Nestled in the north woods high above the shores of Lake Superior, approximately 28 miles outside of Marquette, is Bay Cliff Health Camp. The camp was founded in 1934, during the Great Depression, by co-founders Elba Moore and Goldie Corneliuson, a field physician for The Children’s Fund of Michigan (forerunner to the Public Health Department).
Before the camp began, these health professionals traveled throughout the Upper Peninsula caring for children who were malnourished and underweight due to the impoverished conditions of the times. They often talked about how ideal it would be to bring these children to an outdoor location where they would be given three meals a day, enjoy the fresh air, and be involved in camping experiences. What a difference it could make in the lives of children! As their dream began to take shape, they knew it would require a special place.
In 1934, through generous donations, they purchased an abandoned Big Bay dairy farm, a cow barn was converted into a dormitory, and the first program began with 107 children. In a summer filled with good food and camping fun, each camper gained an average of 5 pounds. They went home healthier, and the program was deemed a success.

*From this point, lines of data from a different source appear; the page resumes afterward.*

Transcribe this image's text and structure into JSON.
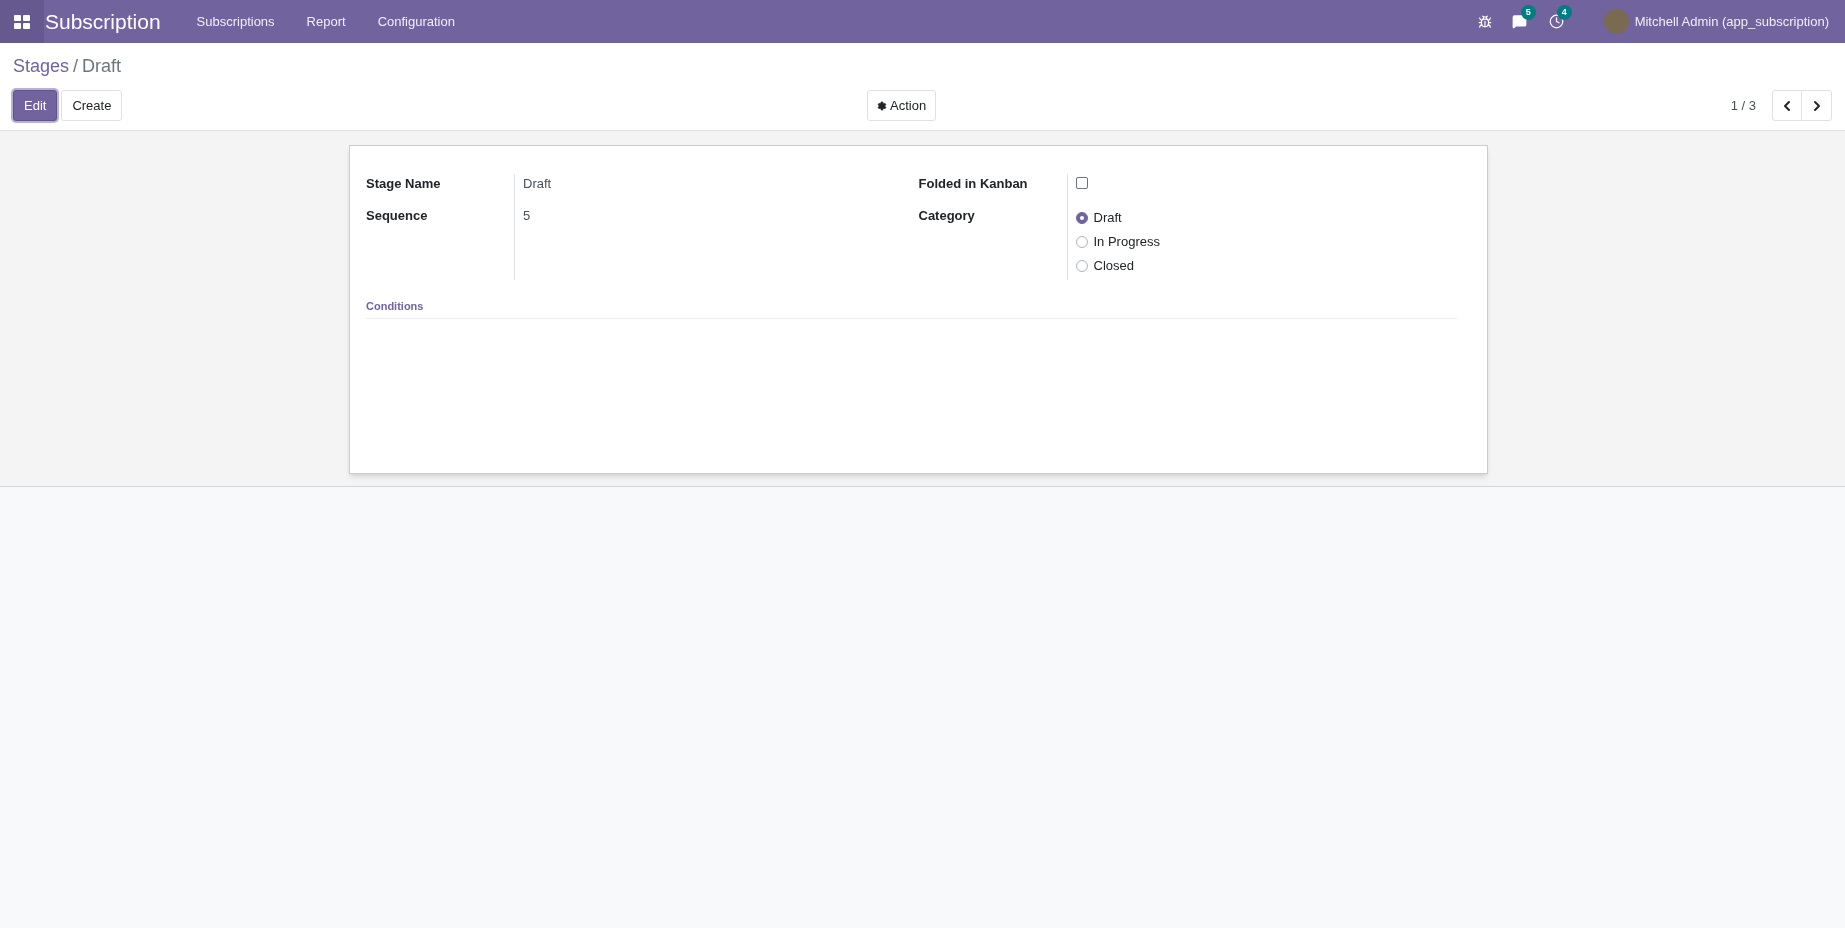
{
  "navbar": {
    "app_name": "Subscription",
    "menu": [
      "Subscriptions",
      "Report",
      "Configuration"
    ],
    "messages_count": "5",
    "activities_count": "4",
    "user": "Mitchell Admin (app_subscription)"
  },
  "breadcrumb": [
    "Stages",
    "/",
    "Draft"
  ],
  "buttons": {
    "edit": "Edit",
    "create": "Create",
    "action": "Action"
  },
  "pager": "1 / 3",
  "form": {
    "left": [
      {
        "label": "Stage Name",
        "value": "Draft"
      },
      {
        "label": "Sequence",
        "value": "5"
      }
    ],
    "folded": {
      "label": "Folded in Kanban",
      "checked": false
    },
    "category": {
      "label": "Category",
      "options": [
        {
          "label": "Draft",
          "selected": true
        },
        {
          "label": "In Progress",
          "selected": false
        },
        {
          "label": "Closed",
          "selected": false
        }
      ]
    },
    "section": "Conditions"
  }
}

The camp’s success continued until 1940, when the polio epidemic caused U.P. hospitals to overflow with hundreds of children left paralyzed by the disease and in need of rehabilitation therapy. While health and wellness in the form of good nutrition would always remain a strong concept of Bay Cliff, camp leaders placed new emphasis on therapy and rehabilitation for children with physical disabilities—and it has been a summer therapy camp ever since. Today, the therapy program serves children with low vision and blindness, speech and language impairments, hearing loss and deafness, and physical disabilities. The camp also provides occupational, music and physical therapy, and instructional classes for children with hearing or visual impairments.
Each year, approximately 175 children attend a seven-week summer session at Bay Cliff, which includes both typical camp fun and therapy sessions. A typical day for a camper begins with reveille, a flag ceremony, and then breakfast (all meals are eaten family style with staff). Therapy and activity sessions continue throughout the day between breaks for lunch, dinner and rest periods. Camp days conclude with an all-camp activity, such as a sing-along, dance

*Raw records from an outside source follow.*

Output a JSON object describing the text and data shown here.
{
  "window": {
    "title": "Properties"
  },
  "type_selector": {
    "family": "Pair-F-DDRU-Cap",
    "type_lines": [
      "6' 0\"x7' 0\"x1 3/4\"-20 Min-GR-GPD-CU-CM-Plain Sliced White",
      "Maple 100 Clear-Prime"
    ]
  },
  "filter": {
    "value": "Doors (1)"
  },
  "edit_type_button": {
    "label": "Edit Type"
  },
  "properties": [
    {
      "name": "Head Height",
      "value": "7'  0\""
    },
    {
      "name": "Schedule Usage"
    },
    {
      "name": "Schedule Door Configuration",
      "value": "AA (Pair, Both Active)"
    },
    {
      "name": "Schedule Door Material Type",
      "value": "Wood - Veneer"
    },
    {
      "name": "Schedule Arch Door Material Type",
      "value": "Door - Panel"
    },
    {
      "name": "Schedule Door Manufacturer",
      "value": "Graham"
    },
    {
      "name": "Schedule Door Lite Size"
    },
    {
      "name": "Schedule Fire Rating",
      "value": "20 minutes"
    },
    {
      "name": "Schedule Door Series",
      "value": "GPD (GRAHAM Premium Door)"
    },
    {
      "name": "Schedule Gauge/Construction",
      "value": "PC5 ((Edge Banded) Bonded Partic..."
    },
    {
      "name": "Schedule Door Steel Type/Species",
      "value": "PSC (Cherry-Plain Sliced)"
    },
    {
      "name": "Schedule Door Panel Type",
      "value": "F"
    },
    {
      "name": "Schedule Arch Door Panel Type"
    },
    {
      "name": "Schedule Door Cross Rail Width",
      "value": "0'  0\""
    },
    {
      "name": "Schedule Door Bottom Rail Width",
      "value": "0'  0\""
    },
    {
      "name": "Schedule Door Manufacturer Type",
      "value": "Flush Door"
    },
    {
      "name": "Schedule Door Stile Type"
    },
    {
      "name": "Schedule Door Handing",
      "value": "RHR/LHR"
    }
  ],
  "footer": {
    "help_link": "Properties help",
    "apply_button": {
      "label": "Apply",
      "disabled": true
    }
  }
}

party or talent show.
A dedicated staff of professionals is a huge reason for Bay Cliff’s success. “Bay Cliff is truly a place apart,” explains physical therapist Julia King. “A place where trying new things such as bike riding, kayaking, walking with crutches, and driving a power wheelchair with head control is expected. A place where the phrase ‘triumph is simply trying with some umph behind it’ is true. Little things in life are not so little. It often requires a place like Bay Cliff to teach us this fact.”
And, what kind of impact does Bay Cliff have on a child who attends?
“Every year I’m learning new things,” says Rayna Sherbinow, who lives in Schoolcraft County and has attended the camp for nine summers. “I’ve improved and learned things that weren’t even goals. Because we work so hard here, it transfers to school and home. At school, people only see the outside. Here, there is acceptance. It’s the best part.”
Funding for Bay Cliff has always been through contributions from the general public, including service clubs, fraternal organizations, businesses, foundations, industry, and public spirited individuals. If you are interested in learning more about Bay Cliff Health Camp, email email@example.com or call 906-345-9314.
Bay Cliff is an electric cooperative member.